■ Your goal
Please restate the records that follow exactly, skipping their images.

--- Supplied material Enclosed Below ---

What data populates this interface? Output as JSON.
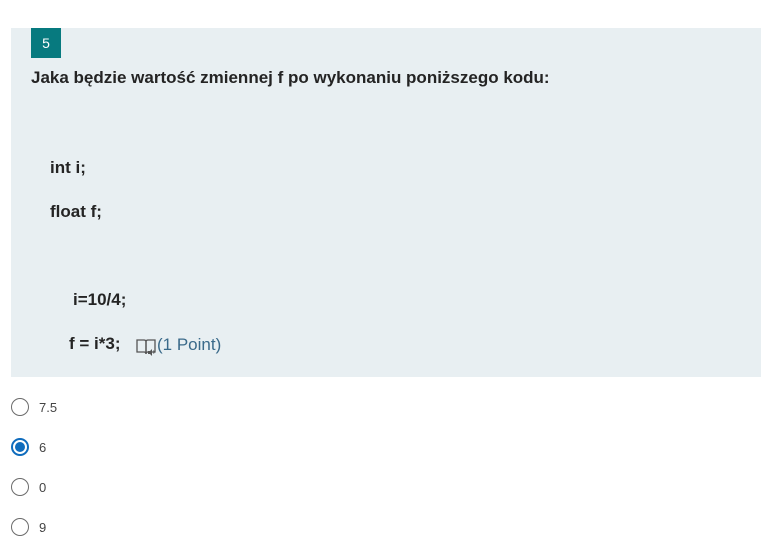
{
  "question": {
    "number": "5",
    "title": "Jaka będzie wartość zmiennej f po wykonaniu poniższego kodu:",
    "code": [
      "int i;",
      "float f;",
      "i=10/4;",
      "f = i*3;"
    ],
    "points": "(1 Point)"
  },
  "options": [
    {
      "label": "7.5",
      "selected": false
    },
    {
      "label": "6",
      "selected": true
    },
    {
      "label": "0",
      "selected": false
    },
    {
      "label": "9",
      "selected": false
    }
  ],
  "colors": {
    "accent": "#077a7f",
    "card_background": "#e8eff2",
    "radio_selected": "#0f6cbd",
    "points_text": "#3a6a8a"
  },
  "icons": {
    "reader": "immersive-reader-icon"
  }
}
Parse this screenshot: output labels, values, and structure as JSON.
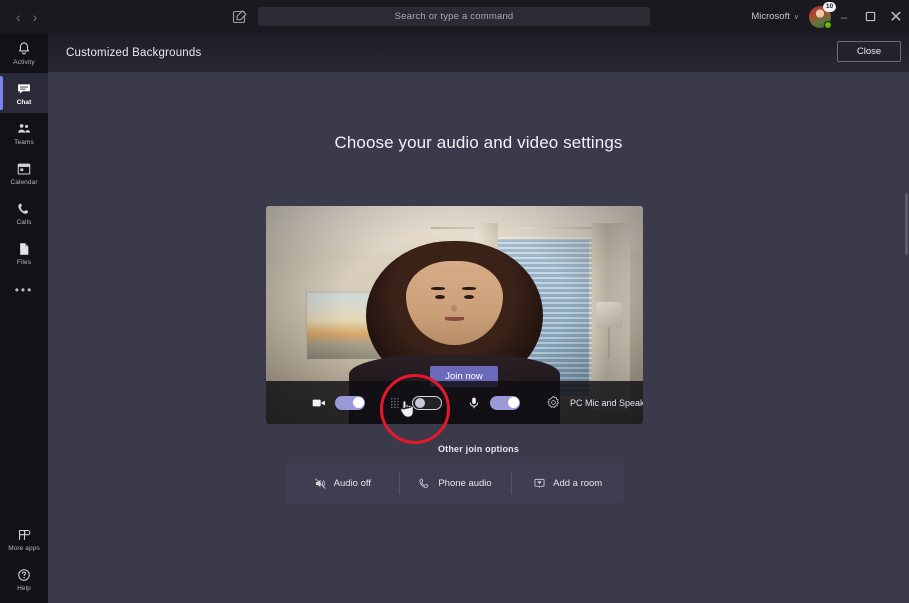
{
  "titlebar": {
    "back_label": "‹",
    "forward_label": "›",
    "compose_icon": "compose-icon",
    "search_placeholder": "Search or type a command",
    "org_name": "Microsoft",
    "org_chevron": "∨",
    "avatar_badge": "10",
    "minimize_label": "–",
    "restore_label": "❐",
    "close_label": "✕"
  },
  "rail": {
    "items": [
      {
        "label": "Activity",
        "icon": "bell-icon",
        "active": false
      },
      {
        "label": "Chat",
        "icon": "chat-icon",
        "active": true
      },
      {
        "label": "Teams",
        "icon": "teams-icon",
        "active": false
      },
      {
        "label": "Calendar",
        "icon": "calendar-icon",
        "active": false
      },
      {
        "label": "Calls",
        "icon": "phone-icon",
        "active": false
      },
      {
        "label": "Files",
        "icon": "files-icon",
        "active": false
      }
    ],
    "more_label": "•••",
    "bottom_items": [
      {
        "label": "More apps",
        "icon": "more-apps-icon"
      },
      {
        "label": "Help",
        "icon": "help-icon"
      }
    ]
  },
  "subheader": {
    "title": "Customized Backgrounds",
    "close_label": "Close"
  },
  "prejoin": {
    "heading": "Choose your audio and video settings",
    "join_now_label": "Join now",
    "controls": {
      "camera": {
        "icon": "camera-icon",
        "state": "on"
      },
      "background_blur": {
        "icon": "background-blur-icon",
        "state": "off"
      },
      "microphone": {
        "icon": "microphone-icon",
        "state": "on"
      },
      "settings": {
        "icon": "gear-icon"
      },
      "device_label": "PC Mic and Speakers"
    }
  },
  "other_join_options": {
    "title": "Other join options",
    "items": [
      {
        "label": "Audio off",
        "icon": "speaker-muted-icon"
      },
      {
        "label": "Phone audio",
        "icon": "phone-icon"
      },
      {
        "label": "Add a room",
        "icon": "room-icon"
      }
    ]
  },
  "colors": {
    "accent_purple": "#6b69ba",
    "toggle_on": "#9b99d8",
    "highlight_ring": "#e8172b",
    "app_background": "#3b3a4a",
    "rail_background": "#121116",
    "panel_background": "#3f3e50"
  }
}
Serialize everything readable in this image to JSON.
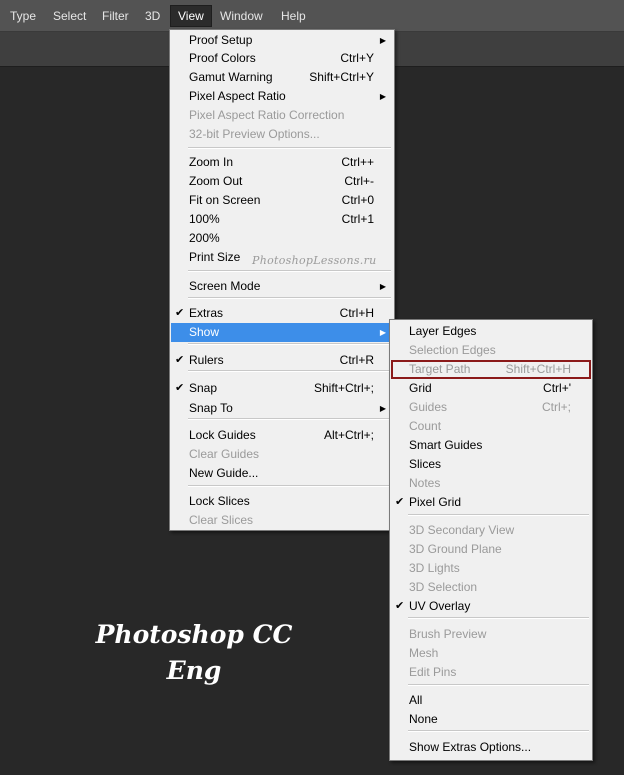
{
  "menubar": {
    "items": [
      "Type",
      "Select",
      "Filter",
      "3D",
      "View",
      "Window",
      "Help"
    ]
  },
  "view_menu": {
    "items": [
      {
        "label": "Proof Setup",
        "submenu": true
      },
      {
        "label": "Proof Colors",
        "shortcut": "Ctrl+Y"
      },
      {
        "label": "Gamut Warning",
        "shortcut": "Shift+Ctrl+Y"
      },
      {
        "label": "Pixel Aspect Ratio",
        "submenu": true
      },
      {
        "label": "Pixel Aspect Ratio Correction",
        "disabled": true
      },
      {
        "label": "32-bit Preview Options...",
        "disabled": true
      },
      {
        "label": "Zoom In",
        "shortcut": "Ctrl++"
      },
      {
        "label": "Zoom Out",
        "shortcut": "Ctrl+-"
      },
      {
        "label": "Fit on Screen",
        "shortcut": "Ctrl+0"
      },
      {
        "label": "100%",
        "shortcut": "Ctrl+1"
      },
      {
        "label": "200%"
      },
      {
        "label": "Print Size"
      },
      {
        "label": "Screen Mode",
        "submenu": true
      },
      {
        "label": "Extras",
        "shortcut": "Ctrl+H",
        "checked": true
      },
      {
        "label": "Show",
        "submenu": true,
        "highlighted": true
      },
      {
        "label": "Rulers",
        "shortcut": "Ctrl+R",
        "checked": true
      },
      {
        "label": "Snap",
        "shortcut": "Shift+Ctrl+;",
        "checked": true
      },
      {
        "label": "Snap To",
        "submenu": true
      },
      {
        "label": "Lock Guides",
        "shortcut": "Alt+Ctrl+;"
      },
      {
        "label": "Clear Guides",
        "disabled": true
      },
      {
        "label": "New Guide..."
      },
      {
        "label": "Lock Slices"
      },
      {
        "label": "Clear Slices",
        "disabled": true
      }
    ]
  },
  "show_menu": {
    "items": [
      {
        "label": "Layer Edges"
      },
      {
        "label": "Selection Edges",
        "disabled": true
      },
      {
        "label": "Target Path",
        "shortcut": "Shift+Ctrl+H",
        "disabled": true,
        "outlined": true
      },
      {
        "label": "Grid",
        "shortcut": "Ctrl+'"
      },
      {
        "label": "Guides",
        "shortcut": "Ctrl+;",
        "disabled": true
      },
      {
        "label": "Count",
        "disabled": true
      },
      {
        "label": "Smart Guides"
      },
      {
        "label": "Slices"
      },
      {
        "label": "Notes",
        "disabled": true
      },
      {
        "label": "Pixel Grid",
        "checked": true
      },
      {
        "label": "3D Secondary View",
        "disabled": true
      },
      {
        "label": "3D Ground Plane",
        "disabled": true
      },
      {
        "label": "3D Lights",
        "disabled": true
      },
      {
        "label": "3D Selection",
        "disabled": true
      },
      {
        "label": "UV Overlay",
        "checked": true
      },
      {
        "label": "Brush Preview",
        "disabled": true
      },
      {
        "label": "Mesh",
        "disabled": true
      },
      {
        "label": "Edit Pins",
        "disabled": true
      },
      {
        "label": "All"
      },
      {
        "label": "None"
      },
      {
        "label": "Show Extras Options..."
      }
    ]
  },
  "watermark": "PhotoshopLessons.ru",
  "brand": {
    "line1": "Photoshop  CC",
    "line2": "Eng"
  },
  "colors": {
    "highlight": "#3d8ee9",
    "outline": "#8b1a1a",
    "canvas": "#282828"
  }
}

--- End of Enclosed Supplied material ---

■ Answer box
What data populates this interface? Output as JSON.
{
  "question": {
    "number": "5",
    "title": "Jaka będzie wartość zmiennej f po wykonaniu poniższego kodu:",
    "code": [
      "int i;",
      "float f;",
      "i=10/4;",
      "f = i*3;"
    ],
    "points": "(1 Point)"
  },
  "options": [
    {
      "label": "7.5",
      "selected": false
    },
    {
      "label": "6",
      "selected": true
    },
    {
      "label": "0",
      "selected": false
    },
    {
      "label": "9",
      "selected": false
    }
  ],
  "colors": {
    "accent": "#077a7f",
    "card_background": "#e8eff2",
    "radio_selected": "#0f6cbd",
    "points_text": "#3a6a8a"
  },
  "icons": {
    "reader": "immersive-reader-icon"
  }
}
Parse this screenshot: output labels, values, and structure as JSON.
{
  "titlebar": {
    "back_label": "‹",
    "forward_label": "›",
    "compose_icon": "compose-icon",
    "search_placeholder": "Search or type a command",
    "org_name": "Microsoft",
    "org_chevron": "∨",
    "avatar_badge": "10",
    "minimize_label": "–",
    "restore_label": "❐",
    "close_label": "✕"
  },
  "rail": {
    "items": [
      {
        "label": "Activity",
        "icon": "bell-icon",
        "active": false
      },
      {
        "label": "Chat",
        "icon": "chat-icon",
        "active": true
      },
      {
        "label": "Teams",
        "icon": "teams-icon",
        "active": false
      },
      {
        "label": "Calendar",
        "icon": "calendar-icon",
        "active": false
      },
      {
        "label": "Calls",
        "icon": "phone-icon",
        "active": false
      },
      {
        "label": "Files",
        "icon": "files-icon",
        "active": false
      }
    ],
    "more_label": "•••",
    "bottom_items": [
      {
        "label": "More apps",
        "icon": "more-apps-icon"
      },
      {
        "label": "Help",
        "icon": "help-icon"
      }
    ]
  },
  "subheader": {
    "title": "Customized Backgrounds",
    "close_label": "Close"
  },
  "prejoin": {
    "heading": "Choose your audio and video settings",
    "join_now_label": "Join now",
    "controls": {
      "camera": {
        "icon": "camera-icon",
        "state": "on"
      },
      "background_blur": {
        "icon": "background-blur-icon",
        "state": "off"
      },
      "microphone": {
        "icon": "microphone-icon",
        "state": "on"
      },
      "settings": {
        "icon": "gear-icon"
      },
      "device_label": "PC Mic and Speakers"
    }
  },
  "other_join_options": {
    "title": "Other join options",
    "items": [
      {
        "label": "Audio off",
        "icon": "speaker-muted-icon"
      },
      {
        "label": "Phone audio",
        "icon": "phone-icon"
      },
      {
        "label": "Add a room",
        "icon": "room-icon"
      }
    ]
  },
  "colors": {
    "accent_purple": "#6b69ba",
    "toggle_on": "#9b99d8",
    "highlight_ring": "#e8172b",
    "app_background": "#3b3a4a",
    "rail_background": "#121116",
    "panel_background": "#3f3e50"
  }
}
Serialize everything readable in this image to JSON.
{
  "menubar": {
    "items": [
      "Type",
      "Select",
      "Filter",
      "3D",
      "View",
      "Window",
      "Help"
    ]
  },
  "view_menu": {
    "items": [
      {
        "label": "Proof Setup",
        "submenu": true
      },
      {
        "label": "Proof Colors",
        "shortcut": "Ctrl+Y"
      },
      {
        "label": "Gamut Warning",
        "shortcut": "Shift+Ctrl+Y"
      },
      {
        "label": "Pixel Aspect Ratio",
        "submenu": true
      },
      {
        "label": "Pixel Aspect Ratio Correction",
        "disabled": true
      },
      {
        "label": "32-bit Preview Options...",
        "disabled": true
      },
      {
        "label": "Zoom In",
        "shortcut": "Ctrl++"
      },
      {
        "label": "Zoom Out",
        "shortcut": "Ctrl+-"
      },
      {
        "label": "Fit on Screen",
        "shortcut": "Ctrl+0"
      },
      {
        "label": "100%",
        "shortcut": "Ctrl+1"
      },
      {
        "label": "200%"
      },
      {
        "label": "Print Size"
      },
      {
        "label": "Screen Mode",
        "submenu": true
      },
      {
        "label": "Extras",
        "shortcut": "Ctrl+H",
        "checked": true
      },
      {
        "label": "Show",
        "submenu": true,
        "highlighted": true
      },
      {
        "label": "Rulers",
        "shortcut": "Ctrl+R",
        "checked": true
      },
      {
        "label": "Snap",
        "shortcut": "Shift+Ctrl+;",
        "checked": true
      },
      {
        "label": "Snap To",
        "submenu": true
      },
      {
        "label": "Lock Guides",
        "shortcut": "Alt+Ctrl+;"
      },
      {
        "label": "Clear Guides",
        "disabled": true
      },
      {
        "label": "New Guide..."
      },
      {
        "label": "Lock Slices"
      },
      {
        "label": "Clear Slices",
        "disabled": true
      }
    ]
  },
  "show_menu": {
    "items": [
      {
        "label": "Layer Edges"
      },
      {
        "label": "Selection Edges",
        "disabled": true
      },
      {
        "label": "Target Path",
        "shortcut": "Shift+Ctrl+H",
        "disabled": true,
        "outlined": true
      },
      {
        "label": "Grid",
        "shortcut": "Ctrl+'"
      },
      {
        "label": "Guides",
        "shortcut": "Ctrl+;",
        "disabled": true
      },
      {
        "label": "Count",
        "disabled": true
      },
      {
        "label": "Smart Guides"
      },
      {
        "label": "Slices"
      },
      {
        "label": "Notes",
        "disabled": true
      },
      {
        "label": "Pixel Grid",
        "checked": true
      },
      {
        "label": "3D Secondary View",
        "disabled": true
      },
      {
        "label": "3D Ground Plane",
        "disabled": true
      },
      {
        "label": "3D Lights",
        "disabled": true
      },
      {
        "label": "3D Selection",
        "disabled": true
      },
      {
        "label": "UV Overlay",
        "checked": true
      },
      {
        "label": "Brush Preview",
        "disabled": true
      },
      {
        "label": "Mesh",
        "disabled": true
      },
      {
        "label": "Edit Pins",
        "disabled": true
      },
      {
        "label": "All"
      },
      {
        "label": "None"
      },
      {
        "label": "Show Extras Options..."
      }
    ]
  },
  "watermark": "PhotoshopLessons.ru",
  "brand": {
    "line1": "Photoshop  CC",
    "line2": "Eng"
  },
  "colors": {
    "highlight": "#3d8ee9",
    "outline": "#8b1a1a",
    "canvas": "#282828"
  }
}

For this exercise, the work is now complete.